    TOUCH: A Play in Two Acts

    Thanks for reading my work!

    Come back tomorrow for another installment of Touch, which I’m updating every weekday, and make sure you’re following along with the blog and on Twitter so you don’t miss an update!

    If you enjoy my writing, consider reading my novel Blood and Water–you can read more about it here.

    -Briana Morgan

  • Cover Reveal: TOUCH

    There’s a lot going on in my life right now. I’ve been living in my new house for a month, I just got back from Chicago, I’m working on finishing the first draft of Reflections as fast as I possibly can, I did a photoshoot last week, I’m booking editing clients for March and April already–basically, I’m busy, but that shouldn’t surprise anyone.
    I’m doing what I love and I couldn’t be more pleased.

    While I was in Chicago last week, I had the opportunity to see two excellent plays, Cocked and Cabaret. These productions entertained me, made me think, and rekindled my love for theatre (not that it had been dormant or anything, as you can attest to if you’ve seen my Hamilton fangirling). More importantly, they made me realize how much I want to see my play Touch (which you can read for free here) produced someday. Of course, the next step is getting it published.

    I’m tweaking the play again to make sure it’s how I like it. I’ve also gone ahead and created a new cover for it, which I’m thrilled to share with all of you today. It’s not as exciting as a novel, but it’s still pretty big, yeah? Keep scrolling to check it out!

    TA-DA!

    Cover Reveal: TOUCH

    I still can’t believe I designed this bad boy myself. Actually, I can’t believe I designed it myself and am happy with the results. It took a lot of time for me to find something I felt reflected (there’s that word again) the overall tone of the play, and I think I found a winner. If you’ve read the play already, you’ll definitely have to let me know if you agree.

    As I’m still revising the play (again), I don’t have a full-fledged synopsis for you yet. Nevertheless, here’s the tagline:

    In a world in which physical touch is illegal, one young woman seeks to discover what all the fuss is bout.

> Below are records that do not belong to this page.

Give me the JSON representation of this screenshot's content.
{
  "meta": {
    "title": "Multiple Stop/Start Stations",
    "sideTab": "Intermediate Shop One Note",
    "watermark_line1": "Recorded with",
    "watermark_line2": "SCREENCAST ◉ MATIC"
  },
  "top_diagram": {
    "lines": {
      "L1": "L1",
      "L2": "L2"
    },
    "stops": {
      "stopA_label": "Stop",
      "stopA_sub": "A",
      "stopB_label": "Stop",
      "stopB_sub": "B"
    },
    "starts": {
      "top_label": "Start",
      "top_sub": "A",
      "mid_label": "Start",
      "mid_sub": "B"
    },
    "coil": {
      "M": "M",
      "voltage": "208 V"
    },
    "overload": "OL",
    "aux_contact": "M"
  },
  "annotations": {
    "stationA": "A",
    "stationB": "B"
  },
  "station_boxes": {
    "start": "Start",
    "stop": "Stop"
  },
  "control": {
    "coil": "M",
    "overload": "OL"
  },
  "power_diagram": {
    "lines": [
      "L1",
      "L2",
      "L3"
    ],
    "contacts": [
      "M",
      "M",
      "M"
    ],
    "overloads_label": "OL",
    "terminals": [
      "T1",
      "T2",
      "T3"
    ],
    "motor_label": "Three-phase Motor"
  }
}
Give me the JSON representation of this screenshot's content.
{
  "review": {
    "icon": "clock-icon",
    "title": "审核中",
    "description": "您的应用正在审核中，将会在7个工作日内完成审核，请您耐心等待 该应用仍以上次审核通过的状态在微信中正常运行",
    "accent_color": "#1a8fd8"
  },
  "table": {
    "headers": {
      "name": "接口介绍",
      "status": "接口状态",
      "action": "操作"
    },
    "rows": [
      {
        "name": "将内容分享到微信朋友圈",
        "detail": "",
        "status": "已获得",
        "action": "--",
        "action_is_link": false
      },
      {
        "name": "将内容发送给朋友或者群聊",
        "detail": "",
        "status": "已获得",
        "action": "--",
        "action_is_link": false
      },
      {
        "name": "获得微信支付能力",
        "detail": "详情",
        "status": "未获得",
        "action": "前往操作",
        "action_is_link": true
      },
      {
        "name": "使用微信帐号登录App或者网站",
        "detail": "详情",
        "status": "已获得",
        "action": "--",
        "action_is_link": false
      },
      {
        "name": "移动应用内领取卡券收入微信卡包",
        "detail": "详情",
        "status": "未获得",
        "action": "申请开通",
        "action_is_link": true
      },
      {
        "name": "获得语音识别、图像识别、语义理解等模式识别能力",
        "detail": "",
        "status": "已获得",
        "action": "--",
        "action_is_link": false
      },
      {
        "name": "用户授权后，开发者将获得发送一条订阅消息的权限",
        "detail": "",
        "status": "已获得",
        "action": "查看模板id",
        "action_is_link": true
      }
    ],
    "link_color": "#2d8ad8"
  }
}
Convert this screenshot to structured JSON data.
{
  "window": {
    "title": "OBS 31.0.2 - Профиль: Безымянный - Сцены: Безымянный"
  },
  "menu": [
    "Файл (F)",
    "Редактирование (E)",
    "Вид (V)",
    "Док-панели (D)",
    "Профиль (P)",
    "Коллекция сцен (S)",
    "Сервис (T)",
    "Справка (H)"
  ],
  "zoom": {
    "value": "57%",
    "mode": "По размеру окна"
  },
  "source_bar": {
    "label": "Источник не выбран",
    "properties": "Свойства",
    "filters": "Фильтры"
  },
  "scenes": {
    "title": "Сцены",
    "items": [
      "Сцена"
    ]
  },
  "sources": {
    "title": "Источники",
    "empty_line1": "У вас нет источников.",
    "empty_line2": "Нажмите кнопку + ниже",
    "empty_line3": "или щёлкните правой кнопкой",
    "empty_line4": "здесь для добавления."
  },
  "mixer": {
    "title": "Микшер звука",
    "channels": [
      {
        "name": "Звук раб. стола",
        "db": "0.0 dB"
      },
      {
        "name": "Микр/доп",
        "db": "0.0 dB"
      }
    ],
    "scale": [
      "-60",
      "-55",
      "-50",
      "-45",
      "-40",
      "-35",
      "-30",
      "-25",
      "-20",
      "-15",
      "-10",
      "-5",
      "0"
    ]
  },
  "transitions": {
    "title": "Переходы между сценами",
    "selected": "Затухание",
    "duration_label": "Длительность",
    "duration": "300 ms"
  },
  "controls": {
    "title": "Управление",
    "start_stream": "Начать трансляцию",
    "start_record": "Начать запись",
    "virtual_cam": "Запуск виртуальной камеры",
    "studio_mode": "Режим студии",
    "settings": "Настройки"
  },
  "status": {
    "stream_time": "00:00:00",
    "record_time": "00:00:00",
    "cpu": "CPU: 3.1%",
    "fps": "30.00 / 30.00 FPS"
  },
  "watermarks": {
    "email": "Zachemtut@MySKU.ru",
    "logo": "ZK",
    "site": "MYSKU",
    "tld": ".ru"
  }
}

    It’s mostly just a premise, but I hope to have an eloquent, in-depth synopsis out with the polished product. Here’s a little excerpt to tide you over if you want to wait to read the whole play until it’s been published:

    CURED: You can’t keep it.

    SEEKER: Why not?

    CURED: We’ve been over this. Too dangerous.

    SEEKER: I keep it in the house. No one besides you and me has ever seen it.

    CURED: That doesn’t mean they never will. [She sits down beside the SEEKER.]It all starts with thinking. Then writing. Then the next thing you know, you’re embracing a hug dealer and trying to explain to the police that you stumbled and he caught you–which, by the way, did not work for me.

    SEEKER: Mother, that won’t happen.

    CURED: You don’t know that.

    SEEKER: I’m not you.

    So, yes! Big things are happening every day over here! In the coming months, I expect some even bigger things to materialize, and I can’t wait to share every part of my journey with all of you. Thanks again for the support, encouragement, and motivation. I love you all so much.

    You rock. Never change.

    What do you think of the cover for Touch?

    Tweet tweet:

    What if physical touch were illegal? Check out the cover for @brianawrites’ play TOUCH, which explores this idea. (Click to tweet)